Basic tests of browsers
In fact, a single test case may be sufficient to differ two bowsers-if one browser fails to and another does not.
Example: On some tests, Opera 11.64 only fails in 4 out of more than 10,000 test cases but while the most recent version of Internet Explorer 9 at that time failed in almost 400 test cases. That is sufficient to reliably distinguish those two browsers and can be executed within a fraction of a second.
2. Minimal Fingerprint
Example: The browsers in the test set are Firefox 12, Opera 11.64, Internet Explorer 9 and Chrome 20, with a resulting minimal fingerprint consisting of only 4 tests. With the algorithm explained above, we calculate the minimal fingerprints as follows: For every test case, the uniqueness in the test set is calculated. If a test fails for a specific browser, it receives a checkmark in the table, and if the browser does not fail that test, it is crossed out.
3.Building Decision Tree
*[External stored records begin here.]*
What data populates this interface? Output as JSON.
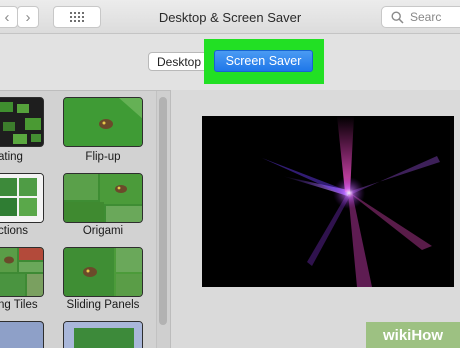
{
  "window": {
    "title": "Desktop & Screen Saver"
  },
  "toolbar": {
    "back_symbol": "‹",
    "forward_symbol": "›",
    "grid_icon": "grid-icon"
  },
  "search": {
    "placeholder": "Searc"
  },
  "tabs": {
    "desktop": "Desktop",
    "screen_saver": "Screen Saver",
    "selected": "Screen Saver",
    "highlight_color": "#22e024"
  },
  "screensavers": [
    {
      "label": "ating"
    },
    {
      "label": "Flip-up"
    },
    {
      "label": "ctions"
    },
    {
      "label": "Origami"
    },
    {
      "label": "ng Tiles"
    },
    {
      "label": "Sliding Panels"
    }
  ],
  "preview": {
    "name": "screen-saver-preview",
    "style": "dark light streaks"
  },
  "watermark": {
    "text": "wikiHow"
  },
  "colors": {
    "accent": "#1f77e9",
    "highlight": "#22e024",
    "preview_bg": "#000000"
  }
}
To identify a user’s browser without relying a priori on the user. Have to build a binary decision tree for a given test set if the browser is included in it by running multiple test rounds. For every test, the next step will be a decision until the leaf node. This will justify which browser is faster.
In the ideal case, every inner node in the tree splits the subset of browsers in the test set in half, and the total number of tests that need to be executed at the client is only O(logn) compared to O(n) for executing the minimal fingerprints.
4. Implication on Security and Privacy
While the UserAgent string is traditionally used to report the web browser and version to a river. This is often not sufficient as the user can change it arbitrarily. In the context of browser security, current malware often relies on vulnerabilities in browsers for launching exploits. It like a black hole that has been shown to use the user to exploit client-side vulnerabilities.
5. Benign Uses of Fingerprinting
Recently hacked CAs like DigiNotar and “Operation Black Tulip” have shown that HTTPS alone is simply not enough to secure online communication anymore.
On research, they try all techniques to judge browsers. And also they come up with a decision by their result.
They collected browsers with different versions and different operating system combinations for desktop and smartphone and browsers engine generation in the database. They try every possible test according to these techniques.
The runtime for the entire test was short, with 90ms on average for PCs and 200ms on average for smartphones.
That it is not the total number of failed test cases that are of importance, but if there is a difference between the browsers in the test set.
For browser identification and with respect to the chosen test set. A single test case per browser is often sufficient to distinguish between two or more browsers. Also, these results and the number of failed tests are not static in nature. Browsers, ECMAscript, and the test suites are under active development and are constantly improved. With ECMAscript currently preparing version 12 of the standard.
There are too many browsers to choose from and they have strong competition. Mostly they release a new upgrade version and many new features. So I think most browsers have close competition, and everyone just wants to come on the top. According to me, Chrome is the best browser ever.
Source — It is taken from a research paper and told you in a short version. You can also read the whole research paper pdf.
Thank you for reading. If I wrote something wrong, let me know your response.